After an hour and a half of speed and agility drills, the Pro Day participants and attendees march out of Cole, greeted by a near-cloudless, sunny blue sky. The group walks across Field House Drive and down the stairs in front of Gossett Team House once again, eventually winding its way up some additional stairs, past Varsity Team House and onto the Terps' football practice field.
Haynos and fellow tight end Jason Goode go to work on the south end of the field with former Terps quarterback Mike Tice, who previously served as head coach of the Minnesota Vikings and now works with the Jacksonville Jaguars. Tice, the Jaguars' assistant head coach, works specifically with the Jacksonville tight ends.
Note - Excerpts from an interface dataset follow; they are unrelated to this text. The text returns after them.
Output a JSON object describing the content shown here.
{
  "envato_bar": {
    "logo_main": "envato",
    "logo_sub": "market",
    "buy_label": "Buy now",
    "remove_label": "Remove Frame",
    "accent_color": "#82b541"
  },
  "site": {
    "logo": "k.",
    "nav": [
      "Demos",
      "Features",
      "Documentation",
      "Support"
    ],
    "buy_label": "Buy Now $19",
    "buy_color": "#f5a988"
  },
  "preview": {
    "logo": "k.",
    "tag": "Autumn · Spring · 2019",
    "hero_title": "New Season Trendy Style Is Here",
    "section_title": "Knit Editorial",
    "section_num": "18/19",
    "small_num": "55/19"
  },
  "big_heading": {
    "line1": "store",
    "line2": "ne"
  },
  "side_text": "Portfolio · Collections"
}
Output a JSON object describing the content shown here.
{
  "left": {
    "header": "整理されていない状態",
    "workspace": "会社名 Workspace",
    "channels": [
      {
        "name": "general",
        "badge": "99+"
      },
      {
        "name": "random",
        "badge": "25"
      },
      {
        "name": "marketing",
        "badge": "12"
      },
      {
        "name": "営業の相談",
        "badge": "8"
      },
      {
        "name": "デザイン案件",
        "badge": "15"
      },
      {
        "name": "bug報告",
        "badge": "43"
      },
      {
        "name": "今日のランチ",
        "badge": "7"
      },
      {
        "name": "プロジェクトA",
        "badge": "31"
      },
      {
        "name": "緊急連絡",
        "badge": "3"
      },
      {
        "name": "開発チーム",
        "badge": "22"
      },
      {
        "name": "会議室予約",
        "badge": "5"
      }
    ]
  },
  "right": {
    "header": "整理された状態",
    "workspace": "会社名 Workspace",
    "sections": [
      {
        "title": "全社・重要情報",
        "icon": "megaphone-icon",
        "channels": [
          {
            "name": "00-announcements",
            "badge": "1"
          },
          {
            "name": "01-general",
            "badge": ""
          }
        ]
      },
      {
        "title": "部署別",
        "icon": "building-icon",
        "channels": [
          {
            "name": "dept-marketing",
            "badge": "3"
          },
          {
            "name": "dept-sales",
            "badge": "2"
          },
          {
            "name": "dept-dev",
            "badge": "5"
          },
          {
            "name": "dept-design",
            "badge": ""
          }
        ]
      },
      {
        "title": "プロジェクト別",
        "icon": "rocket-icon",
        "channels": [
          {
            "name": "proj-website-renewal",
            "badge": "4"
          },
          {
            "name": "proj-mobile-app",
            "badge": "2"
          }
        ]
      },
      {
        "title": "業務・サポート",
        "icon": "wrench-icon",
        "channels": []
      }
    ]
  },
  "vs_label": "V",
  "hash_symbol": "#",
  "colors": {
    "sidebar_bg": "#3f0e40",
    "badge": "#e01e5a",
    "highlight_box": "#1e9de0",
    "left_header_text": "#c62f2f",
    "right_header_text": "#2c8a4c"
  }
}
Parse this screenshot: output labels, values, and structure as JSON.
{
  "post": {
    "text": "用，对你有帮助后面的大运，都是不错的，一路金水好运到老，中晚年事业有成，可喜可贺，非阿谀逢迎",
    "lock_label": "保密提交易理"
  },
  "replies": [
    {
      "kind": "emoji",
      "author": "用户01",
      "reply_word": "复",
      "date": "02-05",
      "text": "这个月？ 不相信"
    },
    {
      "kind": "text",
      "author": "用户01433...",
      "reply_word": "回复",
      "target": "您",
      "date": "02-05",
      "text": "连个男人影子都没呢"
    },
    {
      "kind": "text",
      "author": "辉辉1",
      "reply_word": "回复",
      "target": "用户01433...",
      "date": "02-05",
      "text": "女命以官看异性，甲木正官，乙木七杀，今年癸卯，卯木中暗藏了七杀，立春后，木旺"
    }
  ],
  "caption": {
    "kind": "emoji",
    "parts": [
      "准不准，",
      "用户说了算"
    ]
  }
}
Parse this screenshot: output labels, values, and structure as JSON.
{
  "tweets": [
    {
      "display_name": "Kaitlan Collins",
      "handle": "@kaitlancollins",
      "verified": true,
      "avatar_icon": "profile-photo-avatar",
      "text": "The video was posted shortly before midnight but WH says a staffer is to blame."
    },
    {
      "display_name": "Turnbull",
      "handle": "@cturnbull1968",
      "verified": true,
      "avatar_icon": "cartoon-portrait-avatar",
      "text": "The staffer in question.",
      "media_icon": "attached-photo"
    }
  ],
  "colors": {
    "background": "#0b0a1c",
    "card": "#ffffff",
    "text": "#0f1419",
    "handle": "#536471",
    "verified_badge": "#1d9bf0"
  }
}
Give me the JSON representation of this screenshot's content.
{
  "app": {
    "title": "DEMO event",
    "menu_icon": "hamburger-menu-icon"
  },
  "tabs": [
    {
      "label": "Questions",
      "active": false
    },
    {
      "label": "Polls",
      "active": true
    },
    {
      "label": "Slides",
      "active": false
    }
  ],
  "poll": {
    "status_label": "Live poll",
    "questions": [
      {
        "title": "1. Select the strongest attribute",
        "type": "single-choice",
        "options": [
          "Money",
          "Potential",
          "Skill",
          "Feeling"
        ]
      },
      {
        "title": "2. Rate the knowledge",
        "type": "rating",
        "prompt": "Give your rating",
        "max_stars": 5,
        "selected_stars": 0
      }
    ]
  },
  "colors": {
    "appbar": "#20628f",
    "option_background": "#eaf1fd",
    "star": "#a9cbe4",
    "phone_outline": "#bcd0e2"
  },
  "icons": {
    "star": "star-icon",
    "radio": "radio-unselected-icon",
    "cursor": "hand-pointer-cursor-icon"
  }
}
Maybe he makes the trip to College Park for old times sake. But maybe it's to get an up-close look at Haynos, and/or Goode.
"It feels good knowing that someone is interested enough to come out to the Pro Day," Haynos said. "I'm sure a lot of it is [Tice] coming back to Maryland and seeing some of the guys, but if there wasn't someone he was interested in, he probably wouldn't have taken the trip."
Like the rest of Pro Day, the tight end drills are exceedingly relaxed compared to the non-stop intensity of the combine. Pro Day has a much more collegial atmosphere, with former teammates cheering each other on. At the combine, it was a competition for a few jobs. At Pro Day, it's 15 guys rooting for each other.
Despite the difference in atmosphere, Tice works Haynos and Goode intently. There's a heavy emphasis on blocking. Tice holds the pad and instructs Haynos and Goode on the proper stances, demonstrating drive blocking among other techniques. They then move on to route-running and pass-catching to wind down the afternoon.
For Haynos and the rest of the Maryland NFL hopefuls, the next six weeks are a waiting game of sorts.
"Hopefully I'll have some teams come work me out, but that's sort of a crap shoot," Haynos said. "I'm just going to stay in shape, work on getting stronger and faster. I don't have to focus on the 40, the shuttle drill and all that, so I can just focus on football."
According to Galt, several scouts have commented to him on how determined Haynos seems to be.
"Joe is just a great kid because he's got this great work ethic," Galt said. "He leaves no stone unturned. From the bowl game until now, he's had it all mapped out. ... [At Pro Day] he got two more reps on the bench. He got another inch on his vertical. He added five inches in the broad jump. He really improved in everything."
It all comes back to that motivational phrase in the weight room. Haynos' NFL combine was good, but the Pro Day proved that better was possible.
Baltimoresun.com will chronicle former Maryland tight end Joey Haynos' quest to make an NFL roster in an occasional series leading up to the draft on April 26-27. If you have questions for Haynos or are interested in a particular aspect of the life of an NFL hopeful, e-mail firstname.lastname@example.org.